• WORK ITEM
Lines with "name" in the entries below: count them and reply with the number alone.
=== RECORDS TO PROCESS ===
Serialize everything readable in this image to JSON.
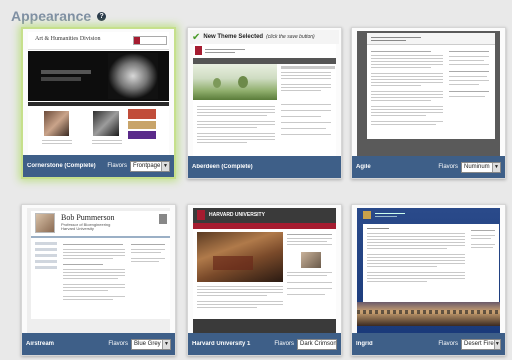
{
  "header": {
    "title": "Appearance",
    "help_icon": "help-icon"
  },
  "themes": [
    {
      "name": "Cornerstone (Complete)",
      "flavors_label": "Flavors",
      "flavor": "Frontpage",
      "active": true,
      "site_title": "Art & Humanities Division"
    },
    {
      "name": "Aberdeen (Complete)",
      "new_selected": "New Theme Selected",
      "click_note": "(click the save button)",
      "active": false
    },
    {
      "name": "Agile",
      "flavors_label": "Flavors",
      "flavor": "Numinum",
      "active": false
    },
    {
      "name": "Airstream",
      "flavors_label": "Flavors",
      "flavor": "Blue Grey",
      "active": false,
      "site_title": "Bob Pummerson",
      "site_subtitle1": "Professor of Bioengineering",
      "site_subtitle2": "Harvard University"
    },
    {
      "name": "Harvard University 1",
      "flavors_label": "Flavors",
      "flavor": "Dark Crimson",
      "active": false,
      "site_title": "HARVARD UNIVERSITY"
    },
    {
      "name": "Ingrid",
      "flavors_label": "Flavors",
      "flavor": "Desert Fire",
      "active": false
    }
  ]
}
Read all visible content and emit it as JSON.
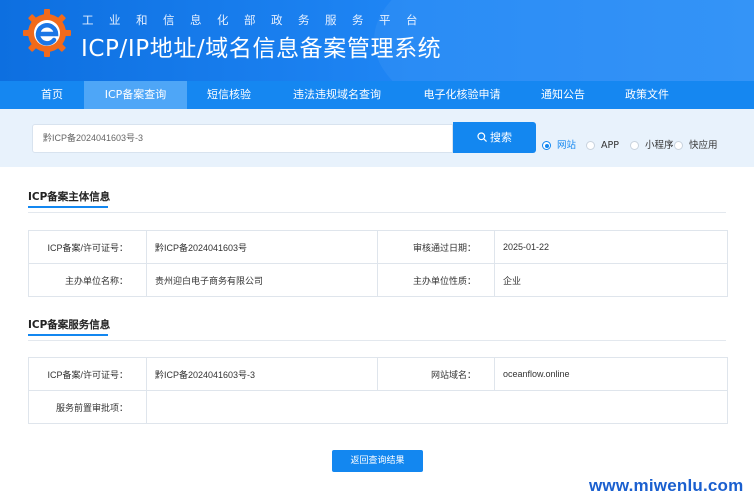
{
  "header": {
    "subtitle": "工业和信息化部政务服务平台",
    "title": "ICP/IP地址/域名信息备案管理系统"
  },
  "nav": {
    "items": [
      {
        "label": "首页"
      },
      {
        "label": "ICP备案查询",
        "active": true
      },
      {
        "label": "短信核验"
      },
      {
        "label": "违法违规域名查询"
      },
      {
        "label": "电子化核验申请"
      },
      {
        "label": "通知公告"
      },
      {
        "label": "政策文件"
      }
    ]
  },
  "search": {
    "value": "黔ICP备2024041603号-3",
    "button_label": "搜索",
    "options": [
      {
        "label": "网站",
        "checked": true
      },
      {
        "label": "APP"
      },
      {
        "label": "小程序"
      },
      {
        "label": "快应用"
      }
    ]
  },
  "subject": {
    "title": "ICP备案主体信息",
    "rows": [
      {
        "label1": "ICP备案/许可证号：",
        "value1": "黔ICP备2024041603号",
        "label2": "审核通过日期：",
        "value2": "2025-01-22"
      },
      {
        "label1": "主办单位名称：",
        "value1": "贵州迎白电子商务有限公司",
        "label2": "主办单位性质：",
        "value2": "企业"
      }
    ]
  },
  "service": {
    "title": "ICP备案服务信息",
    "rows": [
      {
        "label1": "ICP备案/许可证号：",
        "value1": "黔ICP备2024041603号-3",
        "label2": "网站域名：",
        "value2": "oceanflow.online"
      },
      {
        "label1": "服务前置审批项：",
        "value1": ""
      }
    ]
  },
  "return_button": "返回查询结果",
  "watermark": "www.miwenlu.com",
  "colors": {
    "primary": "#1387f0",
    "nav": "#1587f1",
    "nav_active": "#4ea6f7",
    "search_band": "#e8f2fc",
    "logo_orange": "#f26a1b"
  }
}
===
• EXERCISE OUTPUT
6